The accompanying complaint filed by the department alleges that Amtrak has violated and continues to violate the ADA by failing to make existing stations in its intercity rail transportation system readily accessible to and usable by individuals with disabilities, including individuals who use wheelchairs. The ADA gave Amtrak 20 years from the law’s 1990 enactment to make its stations accessible, requiring Amtrak to comply by July 26, 2010.

“When Congress enacted the Americans with Disabilities Act in 1990, it recognized the crucial role transportation plays in our lives,” said Eric Dreiband, Assistant Attorney General of the Civil Rights Division. “Transportation is the linchpin of access for people with disabilities to the full economic, social, and cultural benefits of our country. The Americans with Disabilities Act gave Amtrak until 2010 to make its stations accessible for individuals with disabilities. Amtrak failed or refused to comply with the Congressionally-mandated 2010 deadline, and Amtrak’s noncompliance with the Americans with Disabilities Act injured individuals with disabilities. Passengers with disabilities have waited long enough. Today’s agreement is a historic victory for individuals with disabilities, Amtrak, the rule of law, and the promise of equal opportunity for all Americans. We welcome Amtrak’s commitment today to bring its system into compliance with the law so that all individuals have an equal opportunity to barrier-free rail transportation.”

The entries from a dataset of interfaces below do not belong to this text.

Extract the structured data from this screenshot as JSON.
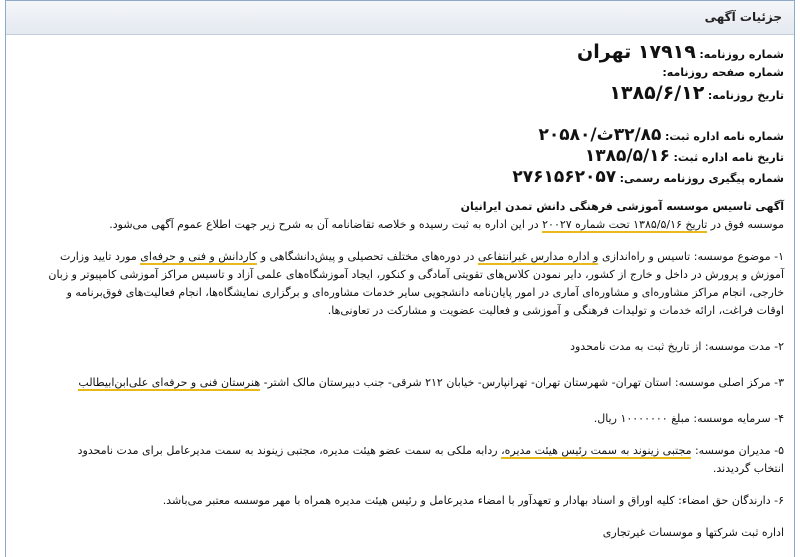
{
  "header": {
    "title": "جزئیات آگهی"
  },
  "newspaper": {
    "number_label": "شماره روزنامه:",
    "number_value": "۱۷۹۱۹ تهران",
    "page_label": "شماره صفحه روزنامه:",
    "date_label": "تاریخ روزنامه:",
    "date_value": "۱۳۸۵/۶/۱۲"
  },
  "registration": {
    "letter_label": "شماره نامه اداره ثبت:",
    "letter_value": "۳۲/۸۵ث/۲۰۵۸۰",
    "letter_date_label": "تاریخ نامه اداره ثبت:",
    "letter_date_value": "۱۳۸۵/۵/۱۶",
    "tracking_label": "شماره پیگیری روزنامه رسمی:",
    "tracking_value": "۲۷۶۱۵۶۲۰۵۷"
  },
  "notice": {
    "title": "آگهی تاسیس موسسه آموزشی فرهنگی دانش تمدن ایرانیان",
    "intro_a": "موسسه فوق در ",
    "intro_b": "تاریخ ۱۳۸۵/۵/۱۶ تحت شماره ۲۰۰۲۷",
    "intro_c": " در این اداره به ثبت رسیده و خلاصه تقاضانامه آن به شرح زیر جهت اطلاع عموم آگهی می‌شود.",
    "p1_a": "۱- موضوع موسسه: تاسیس و راه‌اندازی ",
    "p1_b": "و اداره مدارس غیرانتفاعی",
    "p1_c": " در دوره‌های مختلف تحصیلی و پیش‌دانشگاهی و ",
    "p1_d": "کاردانش و فنی و حرفه‌ای",
    "p1_e": " مورد تایید وزارت",
    "p1_line2": "آموزش و پرورش در داخل و خارج از کشور، دایر نمودن کلاس‌های تقویتی آمادگی و کنکور، ایجاد آموزشگاه‌های علمی آزاد و تاسیس مراکز آموزشی کامپیوتر و زبان",
    "p1_line3": "خارجی، انجام مراکز مشاوره‌ای و مشاوره‌ای آماری در امور پایان‌نامه دانشجویی سایر خدمات مشاوره‌ای و برگزاری نمایشگاه‌ها، انجام فعالیت‌های فوق‌برنامه و",
    "p1_line4": "اوقات فراغت، ارائه خدمات و تولیدات فرهنگی و آموزشی و فعالیت عضویت و مشارکت در تعاونی‌ها.",
    "p2": "۲- مدت موسسه: از تاریخ ثبت به مدت نامحدود",
    "p3_a": "۳- مرکز اصلی موسسه: استان تهران- شهرستان تهران- تهرانپارس- خیابان ۲۱۲ شرقی- جنب دبیرستان مالک اشتر- ",
    "p3_b": "هنرستان فنی و حرفه‌ای علی‌ابن‌ابیطالب",
    "p4": "۴- سرمایه موسسه: مبلغ ۱۰۰۰۰۰۰۰ ریال.",
    "p5_a": "۵- مدیران موسسه: ",
    "p5_b": "مجتبی زینوند به سمت رئیس هیئت مدیره،",
    "p5_c": " ردابه ملکی به سمت عضو هیئت مدیره، مجتبی زینوند به سمت مدیرعامل برای مدت نامحدود",
    "p5_line2": "انتخاب گردیدند.",
    "p6": "۶- دارندگان حق امضاء: کلیه اوراق و اسناد بهادار و تعهدآور با امضاء مدیرعامل و رئیس هیئت مدیره همراه با مهر موسسه معتبر می‌باشد.",
    "footer": "اداره ثبت شرکتها و موسسات غیرتجاری"
  }
}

Under the agreement, Amtrak has committed to make its intercity rail stations accessible, prioritizing stations with the most significant barriers to access. Over the next 10 years, Amtrak will design at least 135 stations to be accessible, complete construction at 90 of those stations, and have at least 45 more under construction. Amtrak will also train staff on ADA requirements and implement an agreed-upon process for accepting and handling ADA complaints. As part of this commitment, Amtrak recently established an Office of the Vice President of Stations, Properties & Accessibility to coordinate its compliance with the ADA.

To compensate those harmed by inaccessible stations while trying to travel by train, Amtrak will establish a $2.25 million settlement fund. Individuals with mobility impairments who traveled or desired to travel at 78 specified stations with significant accessibility issues may be compensated from the settlement fund.